Today, a new generation of engineers and entrepreneurs have moved down to Chattanooga. Big businesses have set up shop. Volkswagen built a billion-dollar manufacturing plant. It's unleashing a tornado of innovation. The city is even testing out futuristic technologies like 3-D holograms. And here's what their former mayor said: "It's like having"—"It's like being the first city to have fire." [Laughter] "We don't know all of the things we can do with it yet."
Yet. But think about that. And when you're first in something, when you figure something out, you may not know all the applications right away, but that's the spirit of America: imagining what might come next. We may not always know what's right around the corner, but we know we'll figure it out as long as we're bold and we go ahead and work together.
We've been through some very hard times. We didn't always know those hard times were coming, but we pulled together, we worked together, we relied on each other, we believed in each other, and we figured it out.
We're blessed with the greatest natural resource in the world—not corn—[laughter]—but the pluck and the ingenuity and the willingness to take risks of the American people.

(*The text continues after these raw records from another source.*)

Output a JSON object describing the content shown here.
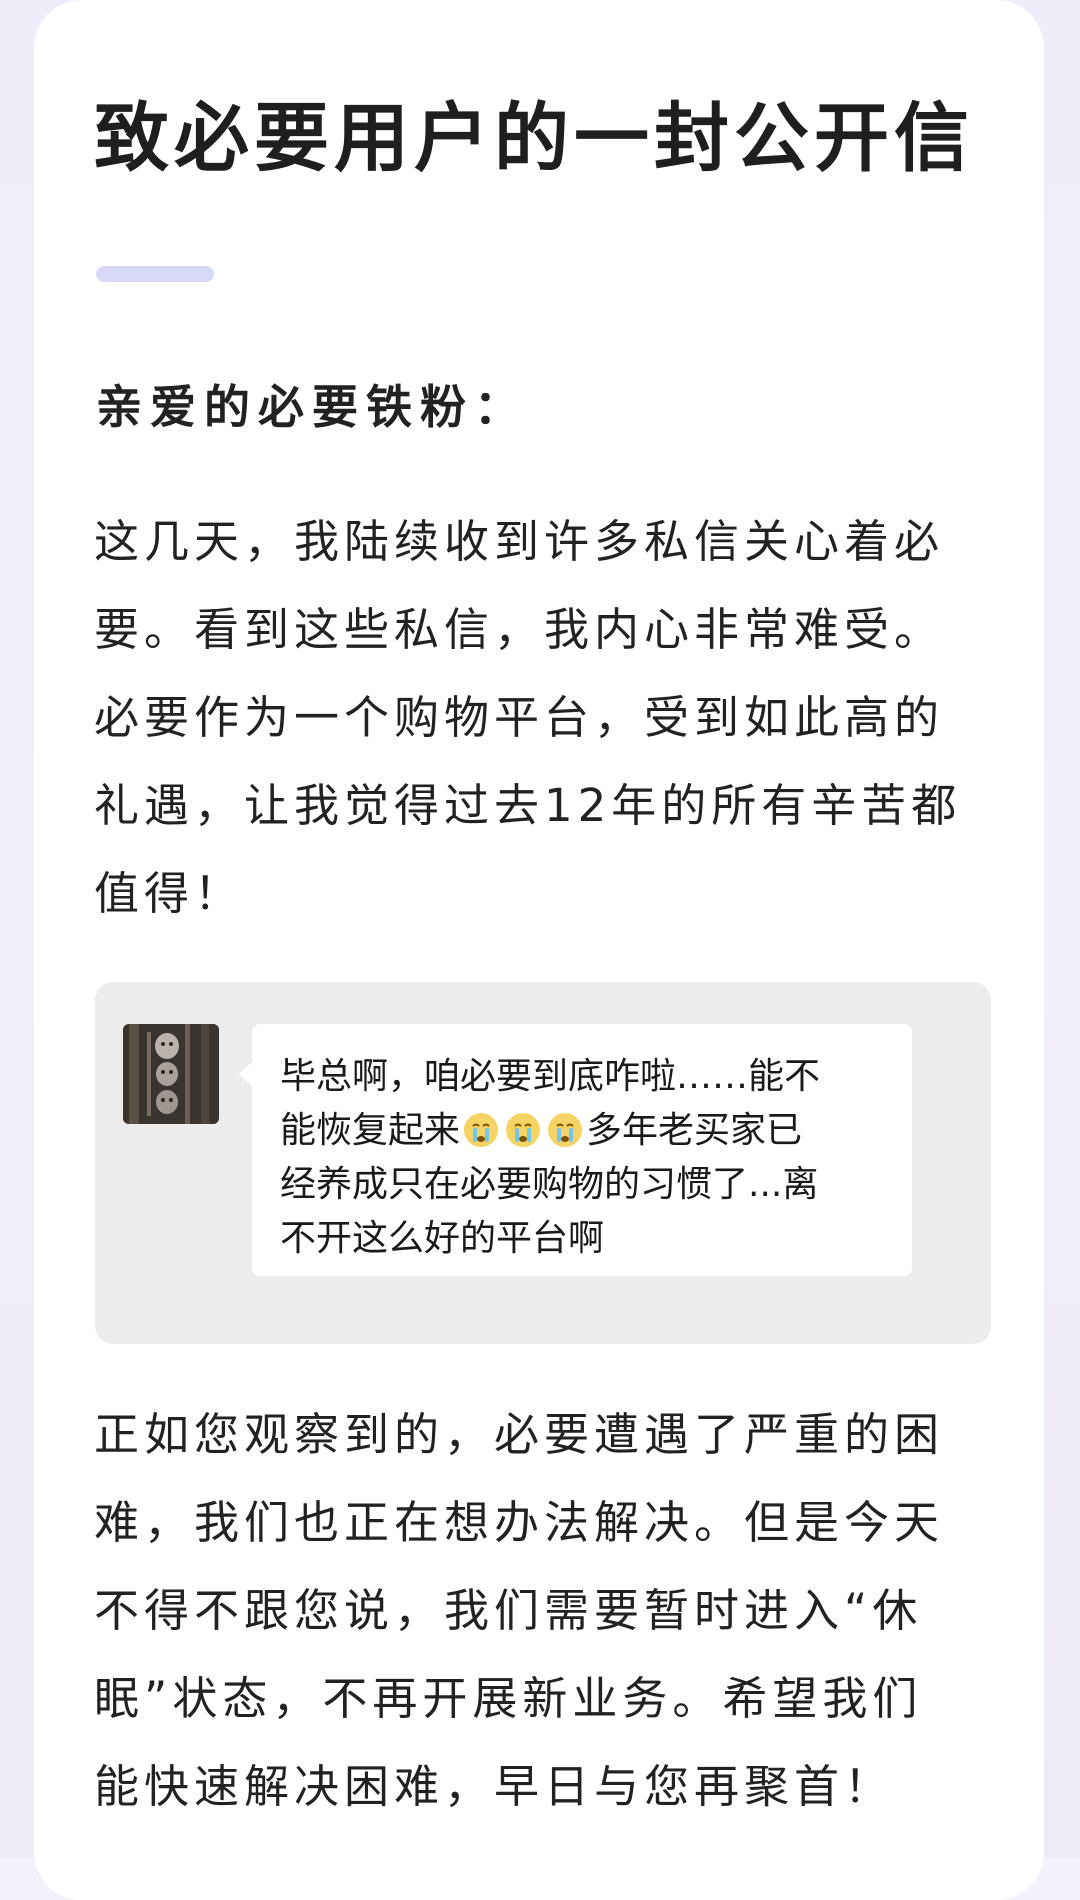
{
  "letter": {
    "title": "致必要用户的一封公开信",
    "greeting": "亲爱的必要铁粉：",
    "paragraph1": [
      "这几天，我陆续收到许多私信关心着必",
      "要。看到这些私信，我内心非常难受。",
      "必要作为一个购物平台，受到如此高的",
      "礼遇，让我觉得过去12年的所有辛苦都",
      "值得！"
    ],
    "paragraph2": [
      "正如您观察到的，必要遭遇了严重的困",
      "难，我们也正在想办法解决。但是今天",
      "不得不跟您说，我们需要暂时进入“休",
      "眠”状态，不再开展新业务。希望我们",
      "能快速解决困难，早日与您再聚首！"
    ]
  },
  "quoted_message": {
    "line1": "毕总啊，咱必要到底咋啦……能不",
    "line2_before_emoji": "能恢复起来",
    "emoji_icon": "crying-face-emoji",
    "emoji_count": 3,
    "line2_after_emoji": "多年老买家已",
    "line3": "经养成只在必要购物的习惯了...离",
    "line4": "不开这么好的平台啊"
  },
  "colors": {
    "background": "#f1eff9",
    "card": "#ffffff",
    "accent_bar": "#d9d8f7",
    "quote_background": "#ececec",
    "text": "#222222"
  }
}
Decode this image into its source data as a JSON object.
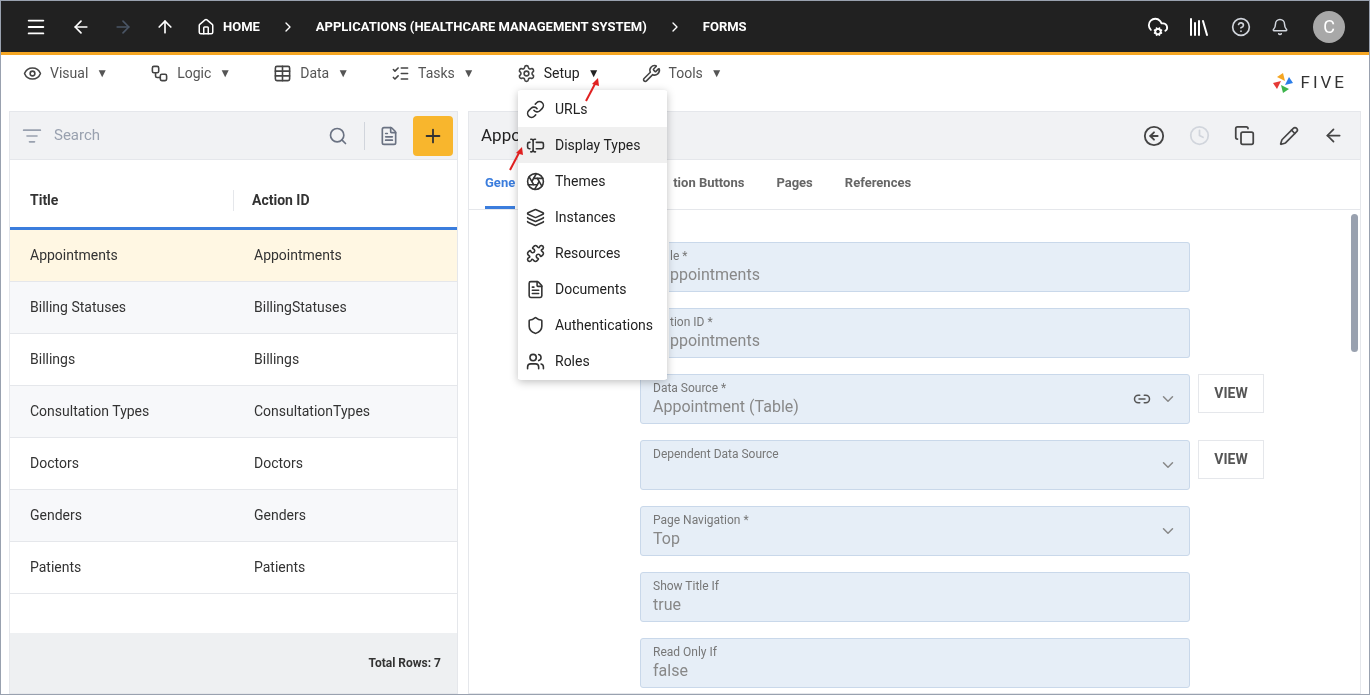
{
  "topbar": {
    "breadcrumbs": [
      "HOME",
      "APPLICATIONS (HEALTHCARE MANAGEMENT SYSTEM)",
      "FORMS"
    ],
    "avatar": "C"
  },
  "menubar": {
    "items": [
      {
        "label": "Visual",
        "caret": "▼",
        "open": false
      },
      {
        "label": "Logic",
        "caret": "▼",
        "open": false
      },
      {
        "label": "Data",
        "caret": "▼",
        "open": false
      },
      {
        "label": "Tasks",
        "caret": "▼",
        "open": false
      },
      {
        "label": "Setup",
        "caret": "▼",
        "open": true
      },
      {
        "label": "Tools",
        "caret": "▼",
        "open": false
      }
    ],
    "logo": "FIVE"
  },
  "setup_menu": [
    {
      "label": "URLs",
      "selected": false
    },
    {
      "label": "Display Types",
      "selected": true
    },
    {
      "label": "Themes",
      "selected": false
    },
    {
      "label": "Instances",
      "selected": false
    },
    {
      "label": "Resources",
      "selected": false
    },
    {
      "label": "Documents",
      "selected": false
    },
    {
      "label": "Authentications",
      "selected": false
    },
    {
      "label": "Roles",
      "selected": false
    }
  ],
  "list": {
    "search_placeholder": "Search",
    "columns": [
      "Title",
      "Action ID"
    ],
    "rows": [
      {
        "title": "Appointments",
        "action_id": "Appointments",
        "selected": true
      },
      {
        "title": "Billing Statuses",
        "action_id": "BillingStatuses",
        "selected": false
      },
      {
        "title": "Billings",
        "action_id": "Billings",
        "selected": false
      },
      {
        "title": "Consultation Types",
        "action_id": "ConsultationTypes",
        "selected": false
      },
      {
        "title": "Doctors",
        "action_id": "Doctors",
        "selected": false
      },
      {
        "title": "Genders",
        "action_id": "Genders",
        "selected": false
      },
      {
        "title": "Patients",
        "action_id": "Patients",
        "selected": false
      }
    ],
    "total": "Total Rows: 7"
  },
  "form": {
    "title": "Appo",
    "tabs": [
      {
        "label": "Gene",
        "selected": true
      },
      {
        "label": "tion Buttons",
        "selected": false,
        "partly_hidden": true
      },
      {
        "label": "Pages",
        "selected": false
      },
      {
        "label": "References",
        "selected": false
      }
    ],
    "fields": [
      {
        "label": "le *",
        "value": "ppointments",
        "kind": "text",
        "partly_hidden": true
      },
      {
        "label": "tion ID *",
        "value": "ppointments",
        "kind": "text",
        "partly_hidden": true
      },
      {
        "label": "Data Source *",
        "value": "Appointment (Table)",
        "kind": "select",
        "link": true,
        "button": "VIEW"
      },
      {
        "label": "Dependent Data Source",
        "kind": "select",
        "button": "VIEW"
      },
      {
        "label": "Page Navigation *",
        "value": "Top",
        "kind": "select"
      },
      {
        "label": "Show Title If",
        "value": "true",
        "kind": "text"
      },
      {
        "label": "Read Only If",
        "value": "false",
        "kind": "text"
      }
    ]
  }
}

And I'm absolutely confident, if we just give Americans the tools they need, if we just help lay the foundation and allow them to access the amazing opportunities and technologies at this moment in world history, we're not just going to continue recovering from a bad recession, we're going to ignite the next generation of American innovation. And it's going to start right here in Cedar Falls, Iowa.
Thank you. God bless you. God bless America. Thank you.
NOTE: The President spoke at 2:35 p.m. In his remarks, he referred to Marc Reifenrath, president, Spinutech; William N. Ruud, president, University of Northern Iowa; Sen. Cory Gardner; and former Mayor Ron C. Littlefield of Chattanooga, TN.
Barack Obama, Remarks at Cedar Falls Utilities in Cedar Falls, Iowa Online by Gerhard Peters and John T. Woolley, The American Presidency Project https://www.presidency.ucsb.edu/node/308927